Both countries scored 87 out of a potential 100 points. They beat 178 other countries in the process.
The news has been welcomed by governments in both countries.
Scandinavian countries, like New Zealand with small populations, took out three of the top 4 spots.
The Corruption Perceptions Index is the most widely used indicator of corruption worldwide.
The index scores and ranks countries/territories based on how corrupt a country's public sector is perceived to be by experts and business executives.
The most perceived corrupt countries in the world are Somalia, South Sudan, Syria, Yemen, and Venezuela.
In the Middle East, the UAE and Qatar are the stand-outs, while Israel is well down the list at 35th., a touch below last year's ranking of 34. Israel's Prime Minister Benjamin Netanyahu himself is currently facing corruption charges, but is seeking immunity from prosecution.
Corruption costs the world a trillion dollars or 2% of GDP a year.
The top 10 least corrupt countries in the latest publication are:
It is notable that the top five on the list have some of the smallest populations. Additionally, the countries at the bottom of the list such as Syria, South Sudan and Somalia are also housing small populations, but in those cases, each country is being ravaged by wars and political instability.
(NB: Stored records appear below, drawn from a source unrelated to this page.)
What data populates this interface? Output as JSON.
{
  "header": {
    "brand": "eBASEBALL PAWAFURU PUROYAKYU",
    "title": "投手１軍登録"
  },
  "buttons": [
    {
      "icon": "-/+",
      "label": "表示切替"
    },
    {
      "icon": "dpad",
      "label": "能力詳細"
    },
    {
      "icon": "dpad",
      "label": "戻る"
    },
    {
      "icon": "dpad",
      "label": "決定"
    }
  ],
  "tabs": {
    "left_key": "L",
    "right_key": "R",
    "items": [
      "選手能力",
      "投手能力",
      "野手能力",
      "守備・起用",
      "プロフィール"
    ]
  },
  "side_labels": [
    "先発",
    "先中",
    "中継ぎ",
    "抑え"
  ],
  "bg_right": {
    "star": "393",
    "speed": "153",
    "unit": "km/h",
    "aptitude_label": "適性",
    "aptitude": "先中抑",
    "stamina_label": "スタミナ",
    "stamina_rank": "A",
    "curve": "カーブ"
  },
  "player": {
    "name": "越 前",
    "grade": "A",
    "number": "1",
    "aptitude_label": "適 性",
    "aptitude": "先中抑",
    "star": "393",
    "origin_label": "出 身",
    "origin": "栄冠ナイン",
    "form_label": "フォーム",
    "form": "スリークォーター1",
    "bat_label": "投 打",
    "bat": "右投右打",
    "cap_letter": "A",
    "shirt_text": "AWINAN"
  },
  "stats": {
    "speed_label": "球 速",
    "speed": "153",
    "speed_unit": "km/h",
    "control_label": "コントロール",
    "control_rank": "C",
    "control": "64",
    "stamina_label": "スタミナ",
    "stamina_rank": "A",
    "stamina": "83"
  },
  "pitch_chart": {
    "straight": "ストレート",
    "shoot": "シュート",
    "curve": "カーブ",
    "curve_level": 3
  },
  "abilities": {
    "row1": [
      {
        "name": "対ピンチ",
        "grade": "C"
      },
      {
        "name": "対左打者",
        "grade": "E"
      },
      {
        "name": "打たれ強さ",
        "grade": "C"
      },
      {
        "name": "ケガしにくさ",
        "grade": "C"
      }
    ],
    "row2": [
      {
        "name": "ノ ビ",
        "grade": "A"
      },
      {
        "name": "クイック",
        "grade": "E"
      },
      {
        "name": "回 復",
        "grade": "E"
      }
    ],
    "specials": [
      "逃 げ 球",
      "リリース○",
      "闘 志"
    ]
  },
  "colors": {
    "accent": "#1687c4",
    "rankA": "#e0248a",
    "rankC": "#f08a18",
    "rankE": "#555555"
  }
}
The counties with the world's largest populations, China, and India are ranked 77 and 81 respectively.
"New Zealanders can be proud that our reputation as one of the least corrupt countries in the world has been restored," Justice Minister Andrew Little said Thursday.
"Since coming to office, this government has launched a public information campaign to raise awareness about the problem of money laundering by domestic and foreign criminals here in New Zealand called Keep Our Money Clean."
"We've strengthened New Zealand's democracy by making several important amendments to our electoral law, including making it easier for New Zealanders to enrol and vote," he said.
"Most recently we have banned foreign donations, sending a clear signal that foreign interference in our democracy is not welcome."
"This Coalition Government has a proven track record on protecting the integrity of our electoral system, and I'm pleased this has been reflected in Transparency International's Corruption Perceptions Index," the justice minister said.